In Whistler Investments, Inc. v. The Depository Trust and Clearing Corporation, Case No. 06-16088 (9th Cir. Aug. 22, 2008), the court rejected damage claims against three clearing agencies based on their policies related to short sales. The suit claimed that Whistler’s stock had been artificially depressed as a result of those policies. The court rejected the claims as preempted as discussed here.
The D.C. Circuit upheld a grant of summary judgment in favor of the Public Company Accounting Oversight Board, created under the Sarbanes Oxley Act (discussed here). The district court granted summary judgment in favor of the Board, rejecting a constitutional challenge to the board based on the constitutional appointment power of the president and separation of powers discussed here. Free Enterprise Fund and Beckstead and Watts, LLP v. Public Company Accounting Oversight Board, No. 07-527 (D.C. Cir. Aug. 22, 2008).
The multi-state ARS Task Force and New York Attorney General Andrew Cuomo announced three new settlements in the auction rate securities market probes this week. The agreements are with Merrill Lynch, Goldman Sachs and Deutsche Bank. The terms of the three settlements, discussed here, are similar to those of earlier settlements. Essentially, they focus on the repayment of retail investors in the near term while creating liquidity over the longer term for institutional investors and the payment of civil penalties to the states. The SEC also announced a tentative settlement with Merrill.
The SEC concluded its long running financial fraud action involving the Fleming Companies with settlements against three former company executives this week. SEC v. Shapiro, Civil Action No. 4:05-CV-0364 (E.D. Tex. Filed Sept. 15, 2005); See also Release No. 18884 (Sept. 14, 2004) (listing other actions). The initial complaint claimed that the company, its executives and certain vendors engaged in a scheme which improperly accounted for a number of transactions to sustain an illusion of growth and meet Wall Street expectations as discussed here. The three settling executives consented to the entry of permanent injunctions and the payment of civil penalties.
Mutual assistance agreement

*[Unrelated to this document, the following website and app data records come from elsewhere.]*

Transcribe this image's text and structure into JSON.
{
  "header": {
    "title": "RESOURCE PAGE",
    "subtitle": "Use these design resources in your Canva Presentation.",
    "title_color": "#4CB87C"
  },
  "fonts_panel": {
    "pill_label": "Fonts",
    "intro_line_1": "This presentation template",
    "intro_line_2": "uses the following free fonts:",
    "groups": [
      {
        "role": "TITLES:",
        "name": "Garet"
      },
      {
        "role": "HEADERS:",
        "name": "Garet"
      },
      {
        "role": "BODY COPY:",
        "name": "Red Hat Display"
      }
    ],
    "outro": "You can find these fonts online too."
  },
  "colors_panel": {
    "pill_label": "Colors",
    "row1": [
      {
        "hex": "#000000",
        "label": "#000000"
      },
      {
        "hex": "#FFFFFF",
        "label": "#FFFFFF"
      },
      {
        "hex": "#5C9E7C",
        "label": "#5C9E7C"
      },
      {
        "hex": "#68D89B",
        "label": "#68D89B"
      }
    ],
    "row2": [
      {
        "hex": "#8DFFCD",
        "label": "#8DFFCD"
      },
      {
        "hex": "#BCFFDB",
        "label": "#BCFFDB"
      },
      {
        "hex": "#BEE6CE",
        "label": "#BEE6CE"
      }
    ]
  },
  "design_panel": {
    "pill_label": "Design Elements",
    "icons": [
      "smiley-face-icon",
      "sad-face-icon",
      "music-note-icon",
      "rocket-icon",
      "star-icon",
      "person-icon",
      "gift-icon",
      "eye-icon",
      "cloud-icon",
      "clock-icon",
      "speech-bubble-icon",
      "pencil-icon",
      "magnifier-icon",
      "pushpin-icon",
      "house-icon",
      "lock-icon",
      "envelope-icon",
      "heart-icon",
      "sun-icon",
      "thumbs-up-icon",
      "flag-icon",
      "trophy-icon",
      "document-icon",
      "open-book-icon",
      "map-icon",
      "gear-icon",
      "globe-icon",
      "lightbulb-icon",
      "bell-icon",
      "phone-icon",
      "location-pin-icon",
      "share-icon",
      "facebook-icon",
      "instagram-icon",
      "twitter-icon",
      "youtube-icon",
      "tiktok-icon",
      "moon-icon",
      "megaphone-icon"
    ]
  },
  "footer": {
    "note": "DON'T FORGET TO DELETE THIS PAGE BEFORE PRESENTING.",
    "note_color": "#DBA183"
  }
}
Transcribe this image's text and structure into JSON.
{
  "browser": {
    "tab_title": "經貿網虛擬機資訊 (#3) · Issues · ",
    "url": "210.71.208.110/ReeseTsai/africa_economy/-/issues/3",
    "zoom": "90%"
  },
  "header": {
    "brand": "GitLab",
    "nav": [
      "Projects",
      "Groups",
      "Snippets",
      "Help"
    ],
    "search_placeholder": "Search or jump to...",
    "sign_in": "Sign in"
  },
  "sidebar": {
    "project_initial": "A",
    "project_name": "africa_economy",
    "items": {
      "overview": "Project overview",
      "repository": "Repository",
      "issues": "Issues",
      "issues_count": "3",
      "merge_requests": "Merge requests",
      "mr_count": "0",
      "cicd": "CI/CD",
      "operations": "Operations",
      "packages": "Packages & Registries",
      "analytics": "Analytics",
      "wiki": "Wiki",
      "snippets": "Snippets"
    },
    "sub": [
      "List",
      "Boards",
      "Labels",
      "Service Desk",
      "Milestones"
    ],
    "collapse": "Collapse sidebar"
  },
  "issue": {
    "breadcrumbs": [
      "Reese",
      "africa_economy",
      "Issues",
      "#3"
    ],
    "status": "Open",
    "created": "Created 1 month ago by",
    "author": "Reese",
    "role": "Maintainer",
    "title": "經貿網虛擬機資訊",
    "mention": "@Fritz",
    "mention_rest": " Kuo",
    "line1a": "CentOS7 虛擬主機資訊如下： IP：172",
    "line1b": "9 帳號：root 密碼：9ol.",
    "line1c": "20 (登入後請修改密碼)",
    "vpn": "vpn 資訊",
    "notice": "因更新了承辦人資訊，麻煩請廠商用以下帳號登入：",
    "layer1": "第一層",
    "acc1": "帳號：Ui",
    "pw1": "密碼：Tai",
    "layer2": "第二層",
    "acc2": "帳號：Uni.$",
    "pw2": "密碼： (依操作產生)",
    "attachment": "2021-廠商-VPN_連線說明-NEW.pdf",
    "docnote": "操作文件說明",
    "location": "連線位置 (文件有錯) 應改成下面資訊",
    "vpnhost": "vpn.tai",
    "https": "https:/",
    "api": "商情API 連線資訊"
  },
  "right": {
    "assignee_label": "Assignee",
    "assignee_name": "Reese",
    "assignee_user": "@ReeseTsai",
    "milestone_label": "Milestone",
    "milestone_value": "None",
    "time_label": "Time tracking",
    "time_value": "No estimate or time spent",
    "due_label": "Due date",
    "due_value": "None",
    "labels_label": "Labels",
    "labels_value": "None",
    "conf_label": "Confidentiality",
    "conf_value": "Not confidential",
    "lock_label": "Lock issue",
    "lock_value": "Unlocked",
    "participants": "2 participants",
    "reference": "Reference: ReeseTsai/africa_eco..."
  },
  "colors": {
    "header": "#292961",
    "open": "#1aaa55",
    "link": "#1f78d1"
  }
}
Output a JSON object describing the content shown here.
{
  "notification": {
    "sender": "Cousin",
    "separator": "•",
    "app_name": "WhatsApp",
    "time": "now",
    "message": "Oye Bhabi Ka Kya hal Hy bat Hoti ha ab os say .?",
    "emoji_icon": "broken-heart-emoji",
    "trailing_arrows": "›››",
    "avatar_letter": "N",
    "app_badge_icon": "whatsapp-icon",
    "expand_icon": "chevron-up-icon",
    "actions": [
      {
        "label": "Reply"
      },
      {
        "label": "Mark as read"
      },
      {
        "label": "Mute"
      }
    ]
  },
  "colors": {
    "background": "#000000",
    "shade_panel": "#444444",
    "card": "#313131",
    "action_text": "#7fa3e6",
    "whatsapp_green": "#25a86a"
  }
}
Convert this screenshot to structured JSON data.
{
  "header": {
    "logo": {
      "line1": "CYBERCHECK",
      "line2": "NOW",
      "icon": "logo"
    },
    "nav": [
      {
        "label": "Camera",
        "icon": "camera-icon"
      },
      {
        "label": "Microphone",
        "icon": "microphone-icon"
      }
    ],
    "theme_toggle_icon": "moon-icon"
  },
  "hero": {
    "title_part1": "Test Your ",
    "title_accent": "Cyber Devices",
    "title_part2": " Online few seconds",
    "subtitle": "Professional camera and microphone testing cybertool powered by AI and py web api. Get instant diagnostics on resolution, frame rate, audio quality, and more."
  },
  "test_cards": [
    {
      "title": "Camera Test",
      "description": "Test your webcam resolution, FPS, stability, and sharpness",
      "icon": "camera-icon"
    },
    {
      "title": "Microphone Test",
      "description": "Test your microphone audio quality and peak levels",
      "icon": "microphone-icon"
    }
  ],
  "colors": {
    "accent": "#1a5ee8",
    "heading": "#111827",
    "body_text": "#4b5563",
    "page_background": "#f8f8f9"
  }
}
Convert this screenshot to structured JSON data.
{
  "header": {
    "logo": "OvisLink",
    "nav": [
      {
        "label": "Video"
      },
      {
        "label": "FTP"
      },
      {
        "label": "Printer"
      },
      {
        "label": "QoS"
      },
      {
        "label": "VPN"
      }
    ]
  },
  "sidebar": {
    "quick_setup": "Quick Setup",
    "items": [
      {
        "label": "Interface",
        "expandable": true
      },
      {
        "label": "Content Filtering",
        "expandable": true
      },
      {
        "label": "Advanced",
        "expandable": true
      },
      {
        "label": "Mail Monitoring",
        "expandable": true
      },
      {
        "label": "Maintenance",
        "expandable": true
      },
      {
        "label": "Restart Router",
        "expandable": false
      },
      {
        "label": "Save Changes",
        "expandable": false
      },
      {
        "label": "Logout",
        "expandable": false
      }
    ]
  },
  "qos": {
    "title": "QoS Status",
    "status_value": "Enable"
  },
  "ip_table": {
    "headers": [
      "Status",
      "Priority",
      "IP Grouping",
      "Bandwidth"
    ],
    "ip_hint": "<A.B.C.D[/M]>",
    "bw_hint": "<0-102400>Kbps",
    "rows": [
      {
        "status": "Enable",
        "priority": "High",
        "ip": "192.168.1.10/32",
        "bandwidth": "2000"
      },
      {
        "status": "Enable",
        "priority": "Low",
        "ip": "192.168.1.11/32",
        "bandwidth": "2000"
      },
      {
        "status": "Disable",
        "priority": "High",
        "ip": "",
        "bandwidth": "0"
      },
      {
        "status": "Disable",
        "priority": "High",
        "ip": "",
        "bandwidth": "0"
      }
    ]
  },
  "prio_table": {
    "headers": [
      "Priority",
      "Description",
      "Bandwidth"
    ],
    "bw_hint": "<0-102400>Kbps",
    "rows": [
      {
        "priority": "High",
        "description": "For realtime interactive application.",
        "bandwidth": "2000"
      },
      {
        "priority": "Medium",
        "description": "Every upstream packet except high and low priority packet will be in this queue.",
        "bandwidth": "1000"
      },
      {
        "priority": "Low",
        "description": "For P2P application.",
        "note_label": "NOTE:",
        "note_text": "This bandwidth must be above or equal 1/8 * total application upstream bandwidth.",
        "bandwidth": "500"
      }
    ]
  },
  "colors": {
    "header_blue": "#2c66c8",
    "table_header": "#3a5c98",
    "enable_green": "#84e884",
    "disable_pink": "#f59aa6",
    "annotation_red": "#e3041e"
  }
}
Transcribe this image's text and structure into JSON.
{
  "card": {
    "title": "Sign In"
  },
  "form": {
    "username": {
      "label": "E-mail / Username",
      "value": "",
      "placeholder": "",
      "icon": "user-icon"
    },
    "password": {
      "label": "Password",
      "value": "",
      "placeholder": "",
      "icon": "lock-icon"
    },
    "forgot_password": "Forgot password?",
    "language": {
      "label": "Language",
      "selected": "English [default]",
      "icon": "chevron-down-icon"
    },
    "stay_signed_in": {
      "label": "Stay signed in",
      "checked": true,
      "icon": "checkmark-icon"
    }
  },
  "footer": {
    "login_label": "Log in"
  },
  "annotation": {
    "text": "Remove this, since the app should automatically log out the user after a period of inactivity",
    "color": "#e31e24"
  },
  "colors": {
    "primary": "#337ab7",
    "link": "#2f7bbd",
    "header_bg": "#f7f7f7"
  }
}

The SEC announced another mutual recognition agreement this week. The agreement is with the Australian Minister for Superannuation and Corporate Law and the Australian Securities and Investments Commission. A key facet of the arrangement is an Enhanced Enforcement Memorandum of Understanding and a new Supervisory MOU to aid enforcement as discussed here.